Koval notes that fairly or unfairly, all eyes will be on Harris when it comes to these issues; this level of scrutiny and pressure is one of the well-documented downsides of being a “first” or “only” within an organization. In the federal government, where Democrats have held onto their majority in the House but control of the Senate is still unclear, women like Cori Bush—the first Black woman elected to Congress by Missouri—and the newly-reelected members of “The Squad” (Congresswomen Ayanna Pressley, Alexandria Ocasio-Cortez, Ilhan Omar and Rashida Tlaib) can use their personal experiences and political sway to advocate for these policies, too. But the rates of women in government, even with a record 131 women so far elected to the 117th Congress, still lag that of the general public. The work is not over.


“I strongly believe that progress isn’t inevitable,” Harvard’s Ammerman says. “And I think it’s dangerous to sort of think, okay, we’ve broken one barrier and so we’ll just automatically keep going.”

Jackie Adams, coauthor of “A Blessing” and the first African-American female correspondent formally assigned to cover the Reagan and H.W. Bush White Houses for CBS News, has watched women vie for positions of power since Geraldine Ferraro was the first female vice presidential candidate on a major party ticket in 1984. Looking at the developments from the 2018 and 2020 election cycles, she finds reasons to be optimistic about female leadership beyond Harris’s fresh status as vice-president elect. “There are more women of color running for office than ever before,” she said. “I think that there is a flywheel that’s spinning and it might be pushed further ahead a little bit faster, [as] Senator Harris becomes vice president, but even if she doesn’t, it’s not gonna be stopped.”

The inspiration that Harris has already instilled in young girls is evident in the tweets and photos depicting Halloween costumes (Converse and all) and driveway stump speeches. But the significance of her election is not limited to the Gen-Z set.

“Senator Harris actually shares a birthday with my mom,” She’s the First’s Parikh says, going on to explain that both her mom and Shyamala Gopalan Harris come from South India, and both came to American with a lot to learn. Parikh describes hearing Harris talk so fondly about Shyamala and then texting her own mother.

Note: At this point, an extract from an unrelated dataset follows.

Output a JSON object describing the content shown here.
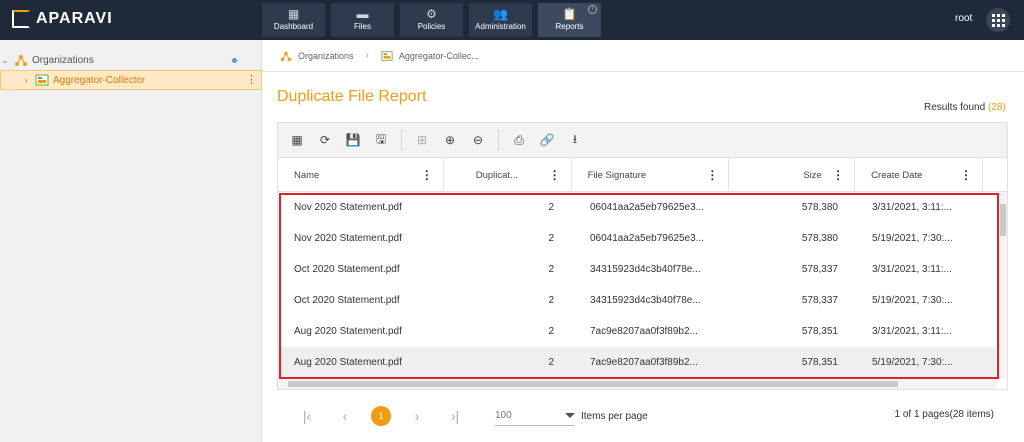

“I said, ‘I just hope that you feel like you have seen some growth in this country, just by seeing this on television.’ Millions of Indian people around the country can relate,” she says. “It is something we’ve never ever experienced before.”

By Maggie McGrath, Forbes Staff